Although I agree with an approach that seeks evolutionary explanations for biological traits in general, and emotions in particular, there are a number of problems with the specific formulation in Nesse's paper that must be addressed.
2. Although I agree with an approach that seeks evolutionary explanations for biological traits in general, and emotions in particular, I have a number of problems with the specific formulation in Nesse's paper. For one thing, the word "mood" is used in a somewhat idiosyncratic way. To illustrate, the unabridged dictionary has three definitions: A conscious feeling or emotion; a fit of anger (archaic); or a prevailing attitude or disposition. In everyday usage "moodiness" is often equated with being temperamental, that is, showing many emotions in somewhat unpredictable ways. The use of the word "mood" to refer to feelings of happiness or sadness exclusively is part of psychiatric jargon and even there it is more likely to refer to states of mania and depression than to states of happiness and sadness. Nesse suggests that "high and low mood (i.e., ordinary happiness and sadness) are opposite sides of the same coin, as demonstrated in manic-depressive illness, and yet he states that he is not concerned with explaining mania, depression and grief. There is obvious confusion about the meaning of these different concepts, and opinions are far from unanimous about how different sadness, grief, and depression are from each other. Surely our explanations should not be limited to particular words; if relevant they should apply to synonymous concepts as well.
3. Second, the impression one receives from reading Nesse's paper is that we need to find one function for the capacity to experience high and low moods, under the assumption that we have a single continuum. This seems to me to be an unnecessarily restrictive assumption. It would imply that we require one explanation for fear and aggression by virtue of the fact that they are on a fight-flight (or approach-avoidance) continuum. The same would apply to such polarities as acceptance-disgust and love-hate. Most theories that have looked at this issue have sought separate explanations for the functions of fear and anger, joy and sadness, acceptance and disgust (Plutchik, 1980; 1991). In the same sense, it seems appropriate to seek separate functional explanations, if possible, for joy and sadness, rather than assuming that they alone, of all emotions, exist on a unique continuum.
4. My third point concerns the implication that happiness and sadness are inner states or feelings whose functions we are to discover. If we accept the evolutionary view of emotions, the feeling aspect of the complex process called an emotion is, from an evolutionary point of view, the most recent development -- and the least important. As Darwin (1872/1965) stated so clearly (and the ethologists have since demonstrated countless times), it is the communicative aspect of emotions that is the most significant for survival. Emotions are complex, homeostatic, behavioral feedback systems; their introspective aspect is the part that is the most variable and the most subject to distortion, defense, and repression (Plutchik, Kellerman and Conte, 1979). It is hardly likely, therefore, that evolution should create a survival mechanism on so variable a base.

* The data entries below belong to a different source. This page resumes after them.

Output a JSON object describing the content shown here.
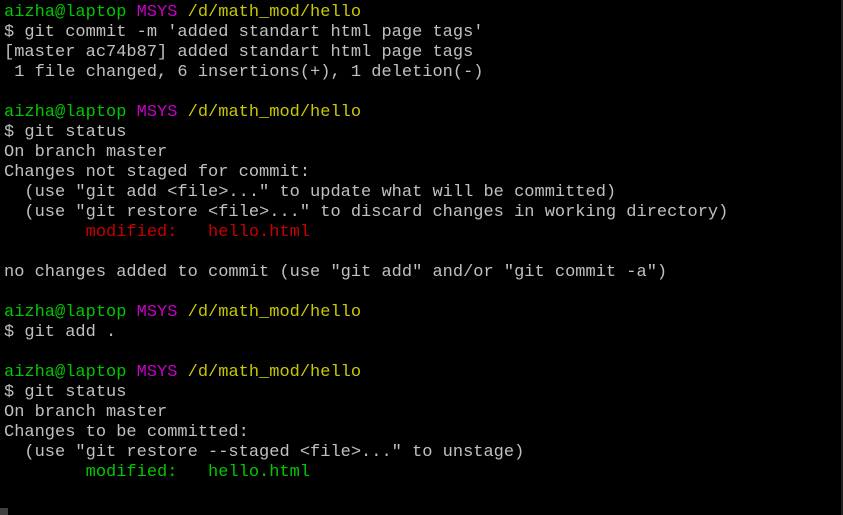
{
  "prompt": {
    "user": "aizha@laptop",
    "env": "MSYS",
    "path": "/d/math_mod/hello",
    "symbol": "$"
  },
  "lines": {
    "l2": "$ git commit -m 'added standart html page tags'",
    "l3": "[master ac74b87] added standart html page tags",
    "l4": " 1 file changed, 6 insertions(+), 1 deletion(-)",
    "l7": "$ git status",
    "l8": "On branch master",
    "l9": "Changes not staged for commit:",
    "l10": "  (use \"git add <file>...\" to update what will be committed)",
    "l11": "  (use \"git restore <file>...\" to discard changes in working directory)",
    "l12_label": "        modified:   ",
    "l12_file": "hello.html",
    "l14": "no changes added to commit (use \"git add\" and/or \"git commit -a\")",
    "l17": "$ git add .",
    "l20": "$ git status",
    "l21": "On branch master",
    "l22": "Changes to be committed:",
    "l23": "  (use \"git restore --staged <file>...\" to unstage)",
    "l24_label": "        modified:   ",
    "l24_file": "hello.html"
  },
  "colors": {
    "background": "#000000",
    "text": "#c0c0c0",
    "user": "#00c800",
    "env": "#c800c8",
    "path": "#c8c800",
    "modified_unstaged": "#c80000",
    "modified_staged": "#00c800"
  }
}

5. My fourth and last point concerns the suggestion that mood is regulated by the "propitiousness of current circumstances." This is surely a circular definition, for the dictionary defines "propitious" as "favorably disposed, benevolent, advantageous." Thus, to say that propitiousness regulates mood is equivalent to saying that when things are favorable we feel good, and when they are not favorable, we feel bad. But how do we know what is favorable? The concept of propitiousness must somehow relate to specific classes of events that may influence survival if this explanation is to be based on evolutionary biology. What we need to identify are general universal events found at all evolutionary levels, events whose presence or absence influences survival. Key candidates for such events would be food, contact, and sex -- or their many learned symbolic equivalents. I suggest that the gain or loss of these special survival-related events (or their symbolic equivalents) in human adults are the basis for joy and sadness, just as other significant events are the bases for all emotions.
Nesse, R.M. (1991) What is mood for? PSYCOLOQUY 2.9.2.
Plutchik, R. (1991) The emotions. Lanham, MD: University Press of America.
Plutchik, R. (1980) Emotion: A psychoevolutionary synthesis. New York: Harper and Row.
Plutchik, R., Kellerman, H. and Conte, H.R. (1979) A structural theory of ego defenses and emotions. In C.E. Izard (Ed.) Emotions in personality and psychopathology. New York: Plenum.